Exercise – Copy every entry exactly, but skip the pictures.
──────── Information provided ────────
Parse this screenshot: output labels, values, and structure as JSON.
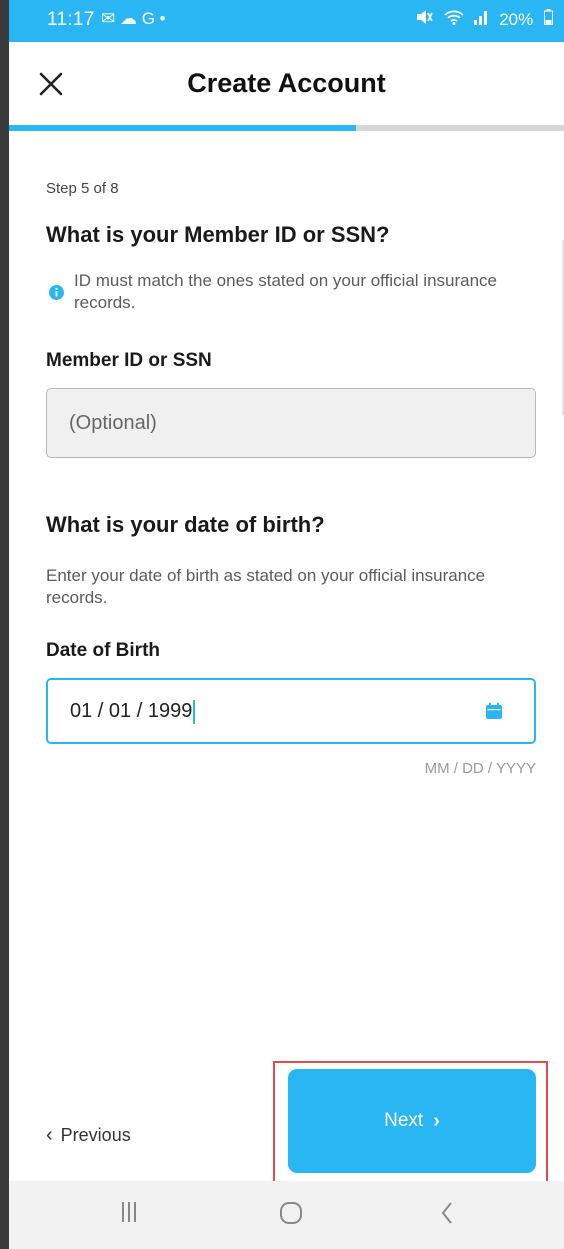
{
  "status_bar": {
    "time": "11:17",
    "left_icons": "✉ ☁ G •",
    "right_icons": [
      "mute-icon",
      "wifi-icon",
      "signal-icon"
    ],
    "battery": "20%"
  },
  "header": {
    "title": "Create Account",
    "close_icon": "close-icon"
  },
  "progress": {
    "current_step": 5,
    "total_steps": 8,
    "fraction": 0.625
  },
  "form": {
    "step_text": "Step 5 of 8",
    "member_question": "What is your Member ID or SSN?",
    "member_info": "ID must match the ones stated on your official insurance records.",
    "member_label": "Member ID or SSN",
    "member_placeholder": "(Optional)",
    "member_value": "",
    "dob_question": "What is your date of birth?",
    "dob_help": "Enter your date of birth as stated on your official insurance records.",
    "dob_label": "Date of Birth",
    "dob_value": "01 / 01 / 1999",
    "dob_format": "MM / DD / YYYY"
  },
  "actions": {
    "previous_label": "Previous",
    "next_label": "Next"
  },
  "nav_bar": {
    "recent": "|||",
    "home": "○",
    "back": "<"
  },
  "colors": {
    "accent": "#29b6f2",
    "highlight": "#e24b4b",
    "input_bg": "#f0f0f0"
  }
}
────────
Task response –
Parse this screenshot: output labels, values, and structure as JSON.
{
  "status_bar": {
    "time": "11:17",
    "left_icons": "✉ ☁ G •",
    "right_icons": [
      "mute-icon",
      "wifi-icon",
      "signal-icon"
    ],
    "battery": "20%"
  },
  "header": {
    "title": "Create Account",
    "close_icon": "close-icon"
  },
  "progress": {
    "current_step": 5,
    "total_steps": 8,
    "fraction": 0.625
  },
  "form": {
    "step_text": "Step 5 of 8",
    "member_question": "What is your Member ID or SSN?",
    "member_info": "ID must match the ones stated on your official insurance records.",
    "member_label": "Member ID or SSN",
    "member_placeholder": "(Optional)",
    "member_value": "",
    "dob_question": "What is your date of birth?",
    "dob_help": "Enter your date of birth as stated on your official insurance records.",
    "dob_label": "Date of Birth",
    "dob_value": "01 / 01 / 1999",
    "dob_format": "MM / DD / YYYY"
  },
  "actions": {
    "previous_label": "Previous",
    "next_label": "Next"
  },
  "nav_bar": {
    "recent": "|||",
    "home": "○",
    "back": "<"
  },
  "colors": {
    "accent": "#29b6f2",
    "highlight": "#e24b4b",
    "input_bg": "#f0f0f0"
  }
}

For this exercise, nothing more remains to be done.